Professor Eamonn Maher
The home Department of Medical Genetics is located on Level 6 of the Addenbrooke’s Treatment Centre but a number of investigators research groups are based in the Cambridge Institute of Medical Research (CIMR). CIMR is a cross-departmental institute which provides a unique interface between basic and clinical science with the major goal of determining and understanding the molecular mechanisms of disease.
The Department is closely associated with the NHS East Anglian Medical Genetics Service at Addenbrooke’s Hospital which is also located on Level 6 of the Treatment Centre.
Research within the department ranges from the functional biology of genetic disorders to molecular diagnostics and novel approaches to therapy can be grouped into a number of topic areas:
- Diabetes and inflammation (Professor Todd, Professor Wicker and collaborators);
- Inherited Cancers (Professor Maher, Dr Tischkowitz) and Epigenetics (Professor Maher)
- Neurological disorders (Dr Reid, Dr Raymond, Professor Rubinsztein, Professor Woods,);
- Renal disorders (Professor Karet and Dr Sandford)
More detailed information on the various research groups within the department is at http://medgen.medschl.cam.ac.uk/ and for individual investigators available at the following links:
Links with other academic and clinical departments

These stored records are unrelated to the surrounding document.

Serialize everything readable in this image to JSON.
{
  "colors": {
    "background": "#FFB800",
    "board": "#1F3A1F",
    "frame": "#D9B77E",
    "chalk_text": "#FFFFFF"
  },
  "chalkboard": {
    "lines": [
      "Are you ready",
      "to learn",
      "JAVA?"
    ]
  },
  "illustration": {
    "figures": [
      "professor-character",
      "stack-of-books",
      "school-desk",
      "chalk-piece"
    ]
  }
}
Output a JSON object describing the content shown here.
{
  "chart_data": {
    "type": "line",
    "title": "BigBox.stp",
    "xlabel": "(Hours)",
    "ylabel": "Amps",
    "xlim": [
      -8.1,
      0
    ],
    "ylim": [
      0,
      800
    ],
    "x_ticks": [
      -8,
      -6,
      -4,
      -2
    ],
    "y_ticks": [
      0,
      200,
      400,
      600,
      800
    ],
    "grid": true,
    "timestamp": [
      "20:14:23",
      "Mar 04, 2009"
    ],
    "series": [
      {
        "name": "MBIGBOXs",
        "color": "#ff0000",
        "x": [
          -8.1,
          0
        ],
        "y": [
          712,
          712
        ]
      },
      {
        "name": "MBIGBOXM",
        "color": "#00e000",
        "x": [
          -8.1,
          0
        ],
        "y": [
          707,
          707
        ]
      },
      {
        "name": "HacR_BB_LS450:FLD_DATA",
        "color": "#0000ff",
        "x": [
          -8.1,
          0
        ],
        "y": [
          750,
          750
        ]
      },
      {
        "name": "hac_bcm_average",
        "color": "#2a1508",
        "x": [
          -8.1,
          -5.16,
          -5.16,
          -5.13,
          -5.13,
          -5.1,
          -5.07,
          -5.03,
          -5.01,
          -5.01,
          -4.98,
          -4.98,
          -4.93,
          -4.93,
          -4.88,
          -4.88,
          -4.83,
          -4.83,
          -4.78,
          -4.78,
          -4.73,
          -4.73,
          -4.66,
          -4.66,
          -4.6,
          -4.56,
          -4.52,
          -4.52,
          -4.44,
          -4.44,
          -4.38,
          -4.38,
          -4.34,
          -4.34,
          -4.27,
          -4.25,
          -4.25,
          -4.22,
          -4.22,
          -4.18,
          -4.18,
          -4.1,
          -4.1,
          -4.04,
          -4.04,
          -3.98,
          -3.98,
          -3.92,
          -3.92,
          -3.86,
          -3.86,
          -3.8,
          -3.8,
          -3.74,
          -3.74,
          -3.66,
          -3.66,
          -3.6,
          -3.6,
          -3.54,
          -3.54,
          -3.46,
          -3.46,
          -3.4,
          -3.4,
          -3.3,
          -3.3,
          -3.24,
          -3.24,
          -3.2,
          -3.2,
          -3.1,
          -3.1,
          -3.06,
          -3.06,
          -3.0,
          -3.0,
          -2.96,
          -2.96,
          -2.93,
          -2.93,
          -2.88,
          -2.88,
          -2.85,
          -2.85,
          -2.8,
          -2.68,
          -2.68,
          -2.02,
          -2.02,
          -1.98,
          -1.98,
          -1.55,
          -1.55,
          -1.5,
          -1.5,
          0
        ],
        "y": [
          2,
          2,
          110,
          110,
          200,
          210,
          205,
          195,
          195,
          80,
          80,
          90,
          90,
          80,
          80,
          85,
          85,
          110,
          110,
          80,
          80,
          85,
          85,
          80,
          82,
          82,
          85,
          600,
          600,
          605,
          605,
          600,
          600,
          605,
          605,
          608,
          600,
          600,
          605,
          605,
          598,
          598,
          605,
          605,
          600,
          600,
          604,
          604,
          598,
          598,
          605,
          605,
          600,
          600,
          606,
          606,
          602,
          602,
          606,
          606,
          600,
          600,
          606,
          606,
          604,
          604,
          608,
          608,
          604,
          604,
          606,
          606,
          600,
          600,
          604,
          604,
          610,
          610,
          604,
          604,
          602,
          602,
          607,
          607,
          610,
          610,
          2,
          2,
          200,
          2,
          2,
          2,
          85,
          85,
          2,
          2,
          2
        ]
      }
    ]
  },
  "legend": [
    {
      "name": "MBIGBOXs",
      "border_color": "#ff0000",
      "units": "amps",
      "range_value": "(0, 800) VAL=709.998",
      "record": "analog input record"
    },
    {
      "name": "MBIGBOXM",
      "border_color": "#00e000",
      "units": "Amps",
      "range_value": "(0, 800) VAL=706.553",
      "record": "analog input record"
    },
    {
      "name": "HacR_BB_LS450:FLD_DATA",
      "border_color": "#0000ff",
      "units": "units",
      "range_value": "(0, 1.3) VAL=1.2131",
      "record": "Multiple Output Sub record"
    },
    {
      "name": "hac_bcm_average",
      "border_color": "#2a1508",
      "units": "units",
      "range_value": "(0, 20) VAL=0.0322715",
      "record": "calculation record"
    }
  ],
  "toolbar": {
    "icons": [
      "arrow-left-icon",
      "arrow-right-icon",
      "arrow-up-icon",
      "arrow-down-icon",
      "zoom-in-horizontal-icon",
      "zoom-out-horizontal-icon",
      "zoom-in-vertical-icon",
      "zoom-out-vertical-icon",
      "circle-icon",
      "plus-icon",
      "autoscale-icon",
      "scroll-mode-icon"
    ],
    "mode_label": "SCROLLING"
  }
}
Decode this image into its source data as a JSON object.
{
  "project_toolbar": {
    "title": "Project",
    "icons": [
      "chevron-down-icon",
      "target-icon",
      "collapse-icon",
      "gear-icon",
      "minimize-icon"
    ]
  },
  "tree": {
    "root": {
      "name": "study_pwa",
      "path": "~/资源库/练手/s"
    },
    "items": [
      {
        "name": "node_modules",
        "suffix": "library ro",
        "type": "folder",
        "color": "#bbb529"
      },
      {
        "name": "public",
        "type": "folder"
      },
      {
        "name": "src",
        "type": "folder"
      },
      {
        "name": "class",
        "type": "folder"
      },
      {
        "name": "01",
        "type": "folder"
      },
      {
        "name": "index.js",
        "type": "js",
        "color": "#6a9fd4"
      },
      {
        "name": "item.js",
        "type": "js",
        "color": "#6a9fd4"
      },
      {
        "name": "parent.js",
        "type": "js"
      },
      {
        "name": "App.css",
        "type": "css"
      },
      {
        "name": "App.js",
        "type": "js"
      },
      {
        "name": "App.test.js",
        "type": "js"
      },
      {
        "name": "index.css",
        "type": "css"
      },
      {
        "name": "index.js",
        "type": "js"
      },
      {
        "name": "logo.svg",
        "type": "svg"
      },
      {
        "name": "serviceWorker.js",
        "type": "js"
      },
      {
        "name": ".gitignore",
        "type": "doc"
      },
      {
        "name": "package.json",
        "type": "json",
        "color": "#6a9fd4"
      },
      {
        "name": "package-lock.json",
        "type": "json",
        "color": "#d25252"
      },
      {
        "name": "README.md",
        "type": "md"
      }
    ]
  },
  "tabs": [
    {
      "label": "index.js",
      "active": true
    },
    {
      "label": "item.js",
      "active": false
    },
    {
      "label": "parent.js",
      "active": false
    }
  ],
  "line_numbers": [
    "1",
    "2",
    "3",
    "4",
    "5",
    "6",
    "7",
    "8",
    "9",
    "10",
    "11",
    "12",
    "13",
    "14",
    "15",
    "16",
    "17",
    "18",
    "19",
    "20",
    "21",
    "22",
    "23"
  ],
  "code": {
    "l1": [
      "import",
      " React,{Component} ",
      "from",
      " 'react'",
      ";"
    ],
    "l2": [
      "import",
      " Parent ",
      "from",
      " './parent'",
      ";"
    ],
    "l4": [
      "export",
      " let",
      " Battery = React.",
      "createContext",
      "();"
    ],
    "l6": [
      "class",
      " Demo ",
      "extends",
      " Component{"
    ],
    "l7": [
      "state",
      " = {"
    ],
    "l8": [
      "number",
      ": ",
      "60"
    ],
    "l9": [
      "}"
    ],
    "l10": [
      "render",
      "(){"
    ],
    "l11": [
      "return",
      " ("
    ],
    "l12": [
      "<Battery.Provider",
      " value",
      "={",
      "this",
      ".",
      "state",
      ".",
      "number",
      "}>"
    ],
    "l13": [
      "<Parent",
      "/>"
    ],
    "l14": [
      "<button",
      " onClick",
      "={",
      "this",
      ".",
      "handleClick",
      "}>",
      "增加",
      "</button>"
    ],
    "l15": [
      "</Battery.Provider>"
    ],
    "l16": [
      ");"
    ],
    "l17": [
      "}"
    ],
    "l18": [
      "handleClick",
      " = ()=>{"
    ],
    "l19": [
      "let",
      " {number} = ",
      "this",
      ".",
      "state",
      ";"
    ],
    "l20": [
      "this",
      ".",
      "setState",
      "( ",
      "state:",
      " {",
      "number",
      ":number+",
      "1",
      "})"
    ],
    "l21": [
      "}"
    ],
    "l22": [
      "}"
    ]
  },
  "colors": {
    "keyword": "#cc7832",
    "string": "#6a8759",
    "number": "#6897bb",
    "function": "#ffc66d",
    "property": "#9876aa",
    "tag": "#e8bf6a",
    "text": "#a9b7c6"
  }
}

Members of the Department have close links with other academic departments in the University and with clinical departments at Addenbrooke’s Hospital. There are also strong collaborations with MRC Units on the Biomedical campus and with the Sanger Institute at Hinxton where we are participating in the Trust DECIPHER (DatabasE of Chromosome Imbalance and Phenotype in Humans using Ensembl Resources) project (http://decipher.sanger.ac.uk).
Within the Clinical School research is being carried out to determine genetic risk factors for various diseases. In the Strangeways Research Laboratories researchers from the department of Public Health and Oncology are leading research into the role of common genetic variation in genetic susceptibility to breast, prostrate and ovarian cancer.
Within the Cardiovascular department studies are focusing on the identification of gene-lifestyle interaction to determine risk factors for disease and to facilitate the development of individual and population level intervention.
The department of Pathology is involved in The NHS East Anglian Medical Genetics Service which is also based at the Addenbrooke’s Hospital site and provides a regional clinical and laboratory genetic service. Read more